Last night’s Faculty Artist Series recital in the Concert Hall of the San Francisco Conservatory of Music (SFCM) was given by Richard Savino, a member of the Guitar Department and responsible for plucked strings in the Historical Performance Department. For the occasion he brought along his El Mundo chamber group, whose repertoire focuses on music in Italy, Spain, and Latin America between the sixteenth and nineteenth centuries. The title of last night’s program was Kingdoms and Viceroys; Music from the Time of Artemisia and Filipe IV/V. The first two of those nouns referred, respectively, to Europe and Latin America, while the time involved the seventeenth and eighteenth centuries. “Artemisia” was the painter Artemisia Gentileschi, while the monarchs were kings of Spain, the first from the Spanish line of the House of Habsburg and the second a French Bourbon.
The selections on the program were taken from the two most recent CDs recorded by El Mundo, What Artemisia Heard and The Kingdoms of Castile. Most likely, this was “social” music, rather than “concert” music. Pieces to be performed when friends would gather, some with their instruments and others bringing their voices. Vocalists might also provide their own instrumental accompaniment. Last night both soprano Nell Snaidas and bass Paul Shipper strummed guitars during the first vocal selection. Shipper also provided both castanet and tambourine accompaniment for the instrumentalists. Most of the instrumental work involved plucked strings of different sizes, from guitar to theorbo, performed primarily by Savino and John Schneidermann, with a few contributions from SFCM alumnus Paul Psarras. However, there was also a continuo provided by harpsichordist Corey Jamason and cellist William Skeen. Violinists Adam LaMotte and Laura Salzedo provided some impressive duo work in most of the instrumental selections, and soprano Jennifer Ellis-Kampani was the remaining vocalist in the group.
Most of the composers on the program were probably unfamiliar to those who did not know the El Mundo CDs. The primary exceptions were Girolamo Frescobaldi, Domenico Scarlatti, and George Frideric Handel. The most unexpected selection was probably Handel’s HWV 140 cantata “Nò se emenderá jamás” (my heart will never stop loving you), composed in Rome in September of 1707. This is one of his few settings of a Spanish text and his only composition that explicitly calls for guitar. The Scarlatti selection was also unique in that it was not one of his keyboard compositions. It was the opening selection, entitled, appropriately enough, “Symphonia para empezar” (sinfonia to begin); and it involved all instrumentalists. Scarlatti’s influence was also evident in an Allegro movement (added to the program) by Santiago de Murcia, which almost sounded like a transcription of a Scarlatti keyboard sonata.
Most unique was probably Rafael Antonio Castellanos, who was born in Guatemala City around 1725. The text of his “Oygan una xacarilla” (hear the royal girl’s jacara) had verses about the Nativity coupled with a chorus in the coarse (jacara) style of street thugs.

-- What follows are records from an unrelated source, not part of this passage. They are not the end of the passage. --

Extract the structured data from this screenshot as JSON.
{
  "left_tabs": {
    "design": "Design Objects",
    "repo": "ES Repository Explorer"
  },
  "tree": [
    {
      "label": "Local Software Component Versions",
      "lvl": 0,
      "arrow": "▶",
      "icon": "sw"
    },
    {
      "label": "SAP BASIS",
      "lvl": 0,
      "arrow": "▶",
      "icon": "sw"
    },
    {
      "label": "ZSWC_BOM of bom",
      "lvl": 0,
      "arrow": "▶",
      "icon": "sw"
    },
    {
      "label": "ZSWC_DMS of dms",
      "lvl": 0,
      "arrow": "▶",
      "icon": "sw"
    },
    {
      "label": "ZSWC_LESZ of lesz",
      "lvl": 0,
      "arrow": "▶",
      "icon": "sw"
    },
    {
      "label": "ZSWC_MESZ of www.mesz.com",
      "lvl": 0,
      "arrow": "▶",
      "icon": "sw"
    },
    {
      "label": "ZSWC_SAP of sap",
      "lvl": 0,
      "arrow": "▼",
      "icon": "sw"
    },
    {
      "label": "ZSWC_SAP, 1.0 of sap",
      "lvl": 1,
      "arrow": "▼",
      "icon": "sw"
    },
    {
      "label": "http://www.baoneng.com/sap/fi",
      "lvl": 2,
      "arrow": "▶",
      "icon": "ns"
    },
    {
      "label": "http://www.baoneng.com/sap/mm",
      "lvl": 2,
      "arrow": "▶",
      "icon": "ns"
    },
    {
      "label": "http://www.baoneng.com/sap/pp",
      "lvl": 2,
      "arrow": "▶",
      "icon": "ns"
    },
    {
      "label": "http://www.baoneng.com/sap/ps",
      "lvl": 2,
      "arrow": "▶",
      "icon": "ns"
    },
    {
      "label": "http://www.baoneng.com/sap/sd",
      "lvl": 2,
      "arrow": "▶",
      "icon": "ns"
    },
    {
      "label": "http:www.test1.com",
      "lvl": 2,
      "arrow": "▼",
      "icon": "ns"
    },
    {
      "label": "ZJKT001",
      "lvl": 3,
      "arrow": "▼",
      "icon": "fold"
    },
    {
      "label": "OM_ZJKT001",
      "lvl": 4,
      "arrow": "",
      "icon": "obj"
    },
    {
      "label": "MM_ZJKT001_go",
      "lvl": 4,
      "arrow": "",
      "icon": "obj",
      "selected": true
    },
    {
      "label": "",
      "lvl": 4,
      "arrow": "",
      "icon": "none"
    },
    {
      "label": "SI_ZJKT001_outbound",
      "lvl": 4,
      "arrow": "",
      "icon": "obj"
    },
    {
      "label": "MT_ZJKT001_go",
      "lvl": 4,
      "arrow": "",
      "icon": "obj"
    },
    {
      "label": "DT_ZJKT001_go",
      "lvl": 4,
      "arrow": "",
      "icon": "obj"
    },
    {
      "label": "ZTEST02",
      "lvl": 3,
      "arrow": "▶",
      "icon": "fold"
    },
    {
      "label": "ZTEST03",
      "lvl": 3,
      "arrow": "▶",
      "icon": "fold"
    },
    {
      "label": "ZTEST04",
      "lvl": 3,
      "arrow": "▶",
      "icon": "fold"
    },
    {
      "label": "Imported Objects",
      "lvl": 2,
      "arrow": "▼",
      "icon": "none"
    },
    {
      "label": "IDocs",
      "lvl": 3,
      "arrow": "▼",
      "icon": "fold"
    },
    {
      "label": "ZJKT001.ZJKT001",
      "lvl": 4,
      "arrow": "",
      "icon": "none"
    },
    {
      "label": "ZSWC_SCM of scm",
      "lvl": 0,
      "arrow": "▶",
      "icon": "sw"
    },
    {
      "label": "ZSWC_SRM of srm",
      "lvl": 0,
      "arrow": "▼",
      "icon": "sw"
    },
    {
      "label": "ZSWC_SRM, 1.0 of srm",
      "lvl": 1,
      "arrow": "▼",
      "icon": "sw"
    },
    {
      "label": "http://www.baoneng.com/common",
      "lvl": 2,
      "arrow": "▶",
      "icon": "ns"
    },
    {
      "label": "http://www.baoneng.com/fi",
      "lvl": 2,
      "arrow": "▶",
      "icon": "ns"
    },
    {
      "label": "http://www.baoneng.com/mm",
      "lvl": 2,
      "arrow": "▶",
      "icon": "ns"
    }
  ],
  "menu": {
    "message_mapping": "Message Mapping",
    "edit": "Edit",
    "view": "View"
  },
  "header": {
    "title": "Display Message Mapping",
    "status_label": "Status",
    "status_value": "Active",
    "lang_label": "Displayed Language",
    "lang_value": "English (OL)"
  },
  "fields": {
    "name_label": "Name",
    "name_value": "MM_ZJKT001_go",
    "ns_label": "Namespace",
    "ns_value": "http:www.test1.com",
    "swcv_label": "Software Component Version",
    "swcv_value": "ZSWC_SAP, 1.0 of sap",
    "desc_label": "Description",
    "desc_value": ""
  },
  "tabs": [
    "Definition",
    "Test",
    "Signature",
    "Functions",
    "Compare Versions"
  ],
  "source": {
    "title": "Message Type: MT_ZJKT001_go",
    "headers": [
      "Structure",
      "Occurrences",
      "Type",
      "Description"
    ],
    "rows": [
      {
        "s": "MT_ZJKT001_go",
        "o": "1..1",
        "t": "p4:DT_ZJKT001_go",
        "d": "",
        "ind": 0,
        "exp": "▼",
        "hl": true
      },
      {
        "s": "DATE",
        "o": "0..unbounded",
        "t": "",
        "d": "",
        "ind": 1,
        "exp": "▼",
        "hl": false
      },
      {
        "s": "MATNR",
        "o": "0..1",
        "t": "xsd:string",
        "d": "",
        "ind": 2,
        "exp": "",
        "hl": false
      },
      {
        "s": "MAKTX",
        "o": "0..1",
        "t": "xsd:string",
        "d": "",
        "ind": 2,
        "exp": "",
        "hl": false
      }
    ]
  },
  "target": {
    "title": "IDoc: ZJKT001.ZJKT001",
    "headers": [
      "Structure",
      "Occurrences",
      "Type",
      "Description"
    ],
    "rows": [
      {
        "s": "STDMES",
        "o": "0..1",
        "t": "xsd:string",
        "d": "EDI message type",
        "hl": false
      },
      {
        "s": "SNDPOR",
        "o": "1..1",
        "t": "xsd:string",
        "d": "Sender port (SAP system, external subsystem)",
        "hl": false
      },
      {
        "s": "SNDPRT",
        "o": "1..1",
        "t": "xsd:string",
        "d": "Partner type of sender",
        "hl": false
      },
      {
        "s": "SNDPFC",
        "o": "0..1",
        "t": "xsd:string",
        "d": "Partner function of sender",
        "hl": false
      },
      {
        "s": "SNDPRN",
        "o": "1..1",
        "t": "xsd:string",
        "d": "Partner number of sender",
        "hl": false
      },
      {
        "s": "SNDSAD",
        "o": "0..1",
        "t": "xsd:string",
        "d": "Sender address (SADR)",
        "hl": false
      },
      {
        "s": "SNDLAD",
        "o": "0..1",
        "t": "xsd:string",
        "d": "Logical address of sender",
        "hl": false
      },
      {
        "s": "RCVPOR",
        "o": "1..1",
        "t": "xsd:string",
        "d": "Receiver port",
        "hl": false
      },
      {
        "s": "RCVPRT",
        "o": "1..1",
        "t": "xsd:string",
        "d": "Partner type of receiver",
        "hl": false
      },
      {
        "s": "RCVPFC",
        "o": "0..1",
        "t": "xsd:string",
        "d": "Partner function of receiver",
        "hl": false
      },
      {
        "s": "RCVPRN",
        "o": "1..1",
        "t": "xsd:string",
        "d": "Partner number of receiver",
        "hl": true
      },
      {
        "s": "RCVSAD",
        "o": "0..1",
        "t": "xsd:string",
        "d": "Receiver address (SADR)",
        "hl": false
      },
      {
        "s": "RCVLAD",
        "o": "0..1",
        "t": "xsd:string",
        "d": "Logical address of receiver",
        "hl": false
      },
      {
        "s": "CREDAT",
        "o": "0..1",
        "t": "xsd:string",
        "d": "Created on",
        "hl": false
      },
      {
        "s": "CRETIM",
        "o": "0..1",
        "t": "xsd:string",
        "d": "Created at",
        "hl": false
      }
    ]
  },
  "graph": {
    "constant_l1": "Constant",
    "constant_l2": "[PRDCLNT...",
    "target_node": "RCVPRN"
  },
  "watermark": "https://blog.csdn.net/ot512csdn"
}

This was sung by Snaidas, who used both body language and facial expressions to capture the dramatic irony of the song. In a similar manner Shipper sang another jacara song with a cigarette (unlighted) hanging from his lower lip.
The overall result was a fascinating evening of discovery. Nevertheless, the real treat was simply the fly-on-the-wall view of a gathering of skilled musicians, who had come together for the sheer pleasure of making music. Throughout the evening one could sense the chemistry through which each participant played (or sang) off the contributions of his/her colleagues. This was chamber music taking place in a highly personal chamber.